Whipworms are intestinal parasites which are about 1/4 inch (6 mm) long. They live in the cecum and colon of dogs where they cause severe irritation to the lining of those organs. This results in watery, bloody diarrhea, weight loss, and general debilitation. They are one of the most pathogenic worms found in dogs .
How did my dog get whipworms?
Whipworms pass microscopic eggs in the stool. The eggs are very resistant to drying and heat, so they can remain viable in the dog’s environment for years. They mature and are able to reinfect the dog in 10-60 days. The eggs are swallowed and return to the lower intestinal tract to complete the life cycle.
How is whipworm infection diagnosed?
Whipworms are diagnosed by finding eggs with a microscopic examination of the stool. However, multiple samples are often required because these parasites pass small numbers of eggs on an irregular basis. Any dog with chronic diarrhea can be reasonably suspected to have whipworms, regardless of several negative stool examinations. It is an accepted practice to treat for whipworms based on assumption of infection. Response to treatment is an indication that whipworms were present but could not be detected on fecal examination.
How are whipworms treated?
Where are several drugs that are very effective against whipworms. Two treatments are needed at a 3-4 week interval, but because reinfection is such a problem, it is advisable to treat again every 3-4 months or to put the dog on a heartworm prevention product that contains an ingredient that prevents infection with whipworms. Whipworms are not nearly as common now because of widespread use of the types of heartworm prevention products.

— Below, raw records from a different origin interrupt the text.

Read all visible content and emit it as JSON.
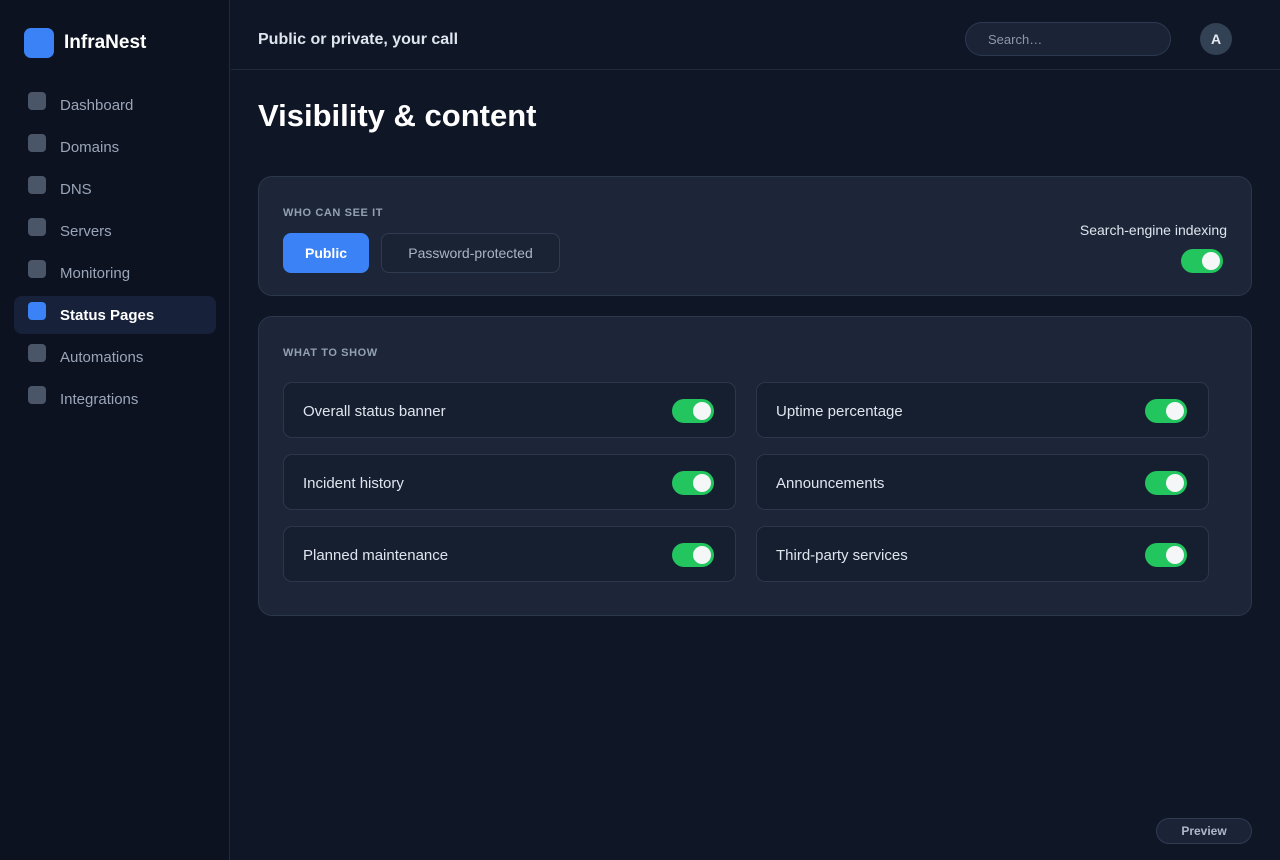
{
  "brand": {
    "name": "InfraNest",
    "accent": "#3b82f6"
  },
  "sidebar": {
    "items": [
      {
        "label": "Dashboard",
        "active": false
      },
      {
        "label": "Domains",
        "active": false
      },
      {
        "label": "DNS",
        "active": false
      },
      {
        "label": "Servers",
        "active": false
      },
      {
        "label": "Monitoring",
        "active": false
      },
      {
        "label": "Status Pages",
        "active": true
      },
      {
        "label": "Automations",
        "active": false
      },
      {
        "label": "Integrations",
        "active": false
      }
    ]
  },
  "header": {
    "title": "Public or private, your call",
    "search_placeholder": "Search…",
    "avatar_initial": "A"
  },
  "page": {
    "title": "Visibility & content"
  },
  "visibility": {
    "section_label": "WHO CAN SEE IT",
    "options": [
      "Public",
      "Password-protected"
    ],
    "selected": "Public",
    "indexing_label": "Search-engine indexing",
    "indexing_on": true
  },
  "content": {
    "section_label": "WHAT TO SHOW",
    "options": [
      {
        "label": "Overall status banner",
        "on": true
      },
      {
        "label": "Uptime percentage",
        "on": true
      },
      {
        "label": "Incident history",
        "on": true
      },
      {
        "label": "Announcements",
        "on": true
      },
      {
        "label": "Planned maintenance",
        "on": true
      },
      {
        "label": "Third-party services",
        "on": true
      }
    ]
  },
  "footer": {
    "preview_label": "Preview"
  },
  "colors": {
    "toggle_on": "#22c55e",
    "background": "#0f1626",
    "card": "#1c2638"
  }
}
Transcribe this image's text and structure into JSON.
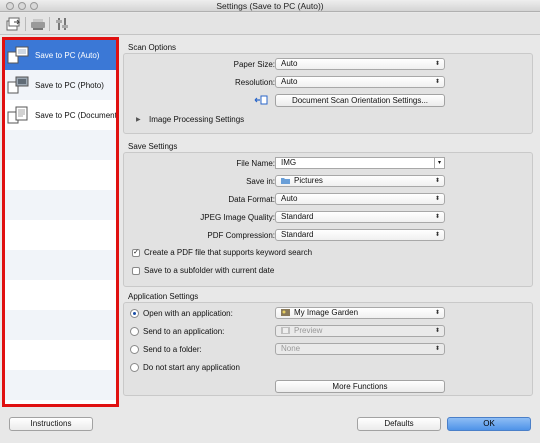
{
  "window": {
    "title": "Settings (Save to PC (Auto))"
  },
  "toolbar": {
    "icons": [
      "scan-from-computer-icon",
      "scan-from-panel-icon",
      "general-settings-icon"
    ]
  },
  "sidebar": {
    "items": [
      {
        "label": "Save to PC (Auto)",
        "selected": true
      },
      {
        "label": "Save to PC (Photo)",
        "selected": false
      },
      {
        "label": "Save to PC (Document)",
        "selected": false
      }
    ]
  },
  "scan_options": {
    "title": "Scan Options",
    "paper_size_label": "Paper Size:",
    "paper_size_value": "Auto",
    "resolution_label": "Resolution:",
    "resolution_value": "Auto",
    "orientation_button": "Document Scan Orientation Settings...",
    "image_processing_label": "Image Processing Settings"
  },
  "save_settings": {
    "title": "Save Settings",
    "file_name_label": "File Name:",
    "file_name_value": "IMG",
    "save_in_label": "Save in:",
    "save_in_value": "Pictures",
    "data_format_label": "Data Format:",
    "data_format_value": "Auto",
    "jpeg_quality_label": "JPEG Image Quality:",
    "jpeg_quality_value": "Standard",
    "pdf_compression_label": "PDF Compression:",
    "pdf_compression_value": "Standard",
    "keyword_pdf_label": "Create a PDF file that supports keyword search",
    "keyword_pdf_checked": true,
    "subfolder_label": "Save to a subfolder with current date",
    "subfolder_checked": false
  },
  "application_settings": {
    "title": "Application Settings",
    "open_app_label": "Open with an application:",
    "open_app_value": "My Image Garden",
    "send_app_label": "Send to an application:",
    "send_app_value": "Preview",
    "send_folder_label": "Send to a folder:",
    "send_folder_value": "None",
    "no_app_label": "Do not start any application",
    "selected_option": "open_app",
    "more_functions_button": "More Functions"
  },
  "footer": {
    "instructions_button": "Instructions",
    "defaults_button": "Defaults",
    "ok_button": "OK"
  },
  "colors": {
    "selection": "#3b78d6",
    "highlight_border": "#e01010",
    "ok_button": "#4f93e8"
  }
}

Can I get whipworms from my dog?
No. Whipworms are not infectious to people; they are parasites of the dog.